> _What you should do_
Find how many lines in the material contain "value"; your answer should be that number alone.

┌─ Supplied records

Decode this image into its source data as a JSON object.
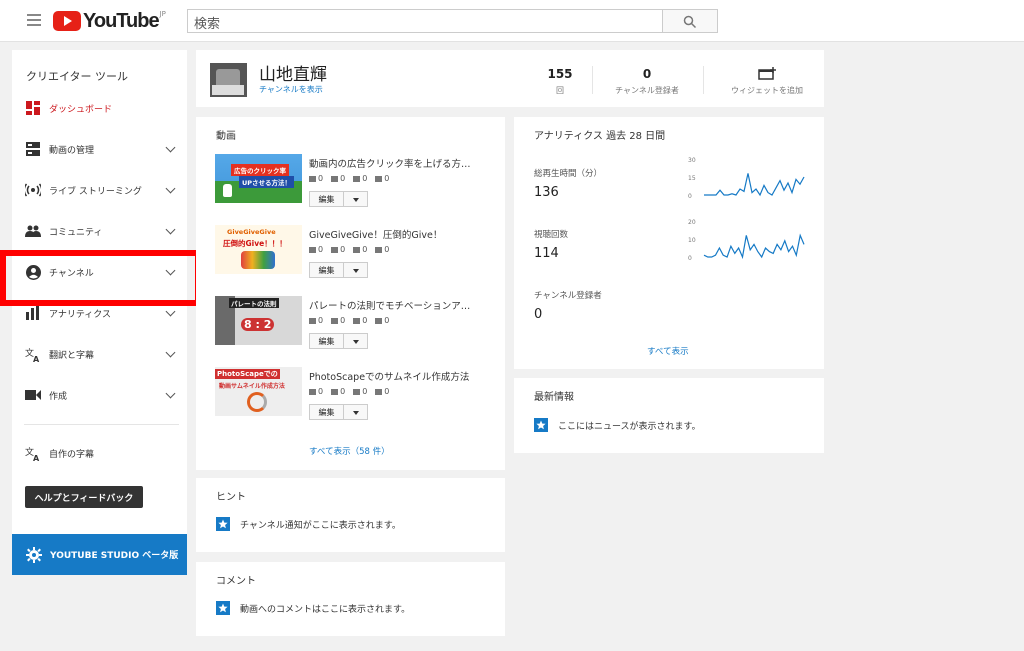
{
  "header": {
    "logo_text": "YouTube",
    "logo_region": "JP",
    "search_placeholder": "検索"
  },
  "sidebar": {
    "title": "クリエイター ツール",
    "items": [
      {
        "label": "ダッシュボード",
        "active": true
      },
      {
        "label": "動画の管理"
      },
      {
        "label": "ライブ ストリーミング"
      },
      {
        "label": "コミュニティ"
      },
      {
        "label": "チャンネル"
      },
      {
        "label": "アナリティクス"
      },
      {
        "label": "翻訳と字幕"
      },
      {
        "label": "作成"
      }
    ],
    "subtitles_label": "自作の字幕",
    "help_button": "ヘルプとフィードバック",
    "studio_button": "YOUTUBE STUDIO ベータ版"
  },
  "channel": {
    "name": "山地直輝",
    "view_link": "チャンネルを表示",
    "stats": [
      {
        "value": "155",
        "label": "回"
      },
      {
        "value": "0",
        "label": "チャンネル登録者"
      }
    ],
    "widget_label": "ウィジェットを追加"
  },
  "videos": {
    "title": "動画",
    "items": [
      {
        "title": "動画内の広告クリック率を上げる方…",
        "thumb_text_1": "広告のクリック率",
        "thumb_text_2": "UPさせる方法！",
        "views": "0",
        "comments": "0",
        "likes": "0",
        "dislikes": "0"
      },
      {
        "title": "GiveGiveGive！圧倒的Give！",
        "thumb_text_1": "GiveGiveGive",
        "thumb_text_2": "圧倒的Give！！！",
        "views": "0",
        "comments": "0",
        "likes": "0",
        "dislikes": "0"
      },
      {
        "title": "パレートの法則でモチベーションア…",
        "thumb_text_1": "パレートの法則",
        "thumb_text_2": "8 : 2",
        "views": "0",
        "comments": "0",
        "likes": "0",
        "dislikes": "0"
      },
      {
        "title": "PhotoScapeでのサムネイル作成方法",
        "thumb_text_1": "PhotoScapeでの",
        "thumb_text_2": "動画サムネイル作成方法",
        "views": "0",
        "comments": "0",
        "likes": "0",
        "dislikes": "0"
      }
    ],
    "edit_label": "編集",
    "see_all": "すべて表示（58 件）"
  },
  "analytics": {
    "title": "アナリティクス  過去 28 日間",
    "metrics": [
      {
        "label": "総再生時間（分）",
        "value": "136",
        "ticks": [
          "30",
          "15",
          "0"
        ],
        "points": [
          0,
          0,
          0,
          0,
          4,
          0,
          0,
          1,
          0,
          5,
          3,
          18,
          2,
          5,
          0,
          8,
          2,
          0,
          6,
          12,
          4,
          10,
          2,
          13,
          9,
          15
        ]
      },
      {
        "label": "視聴回数",
        "value": "114",
        "ticks": [
          "20",
          "10",
          "0"
        ],
        "points": [
          1,
          0,
          0,
          1,
          5,
          1,
          0,
          6,
          2,
          5,
          0,
          12,
          4,
          7,
          3,
          0,
          5,
          3,
          2,
          7,
          4,
          9,
          3,
          6,
          1,
          12,
          7
        ]
      },
      {
        "label": "チャンネル登録者",
        "value": "0"
      }
    ],
    "see_all": "すべて表示"
  },
  "hint": {
    "title": "ヒント",
    "text": "チャンネル通知がここに表示されます。"
  },
  "comments": {
    "title": "コメント",
    "text": "動画へのコメントはここに表示されます。"
  },
  "latest": {
    "title": "最新情報",
    "text": "ここにはニュースが表示されます。"
  },
  "colors": {
    "brand_red": "#e62117",
    "link_blue": "#167ac6",
    "highlight": "#ff0000"
  }
}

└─

> _Answer space_
5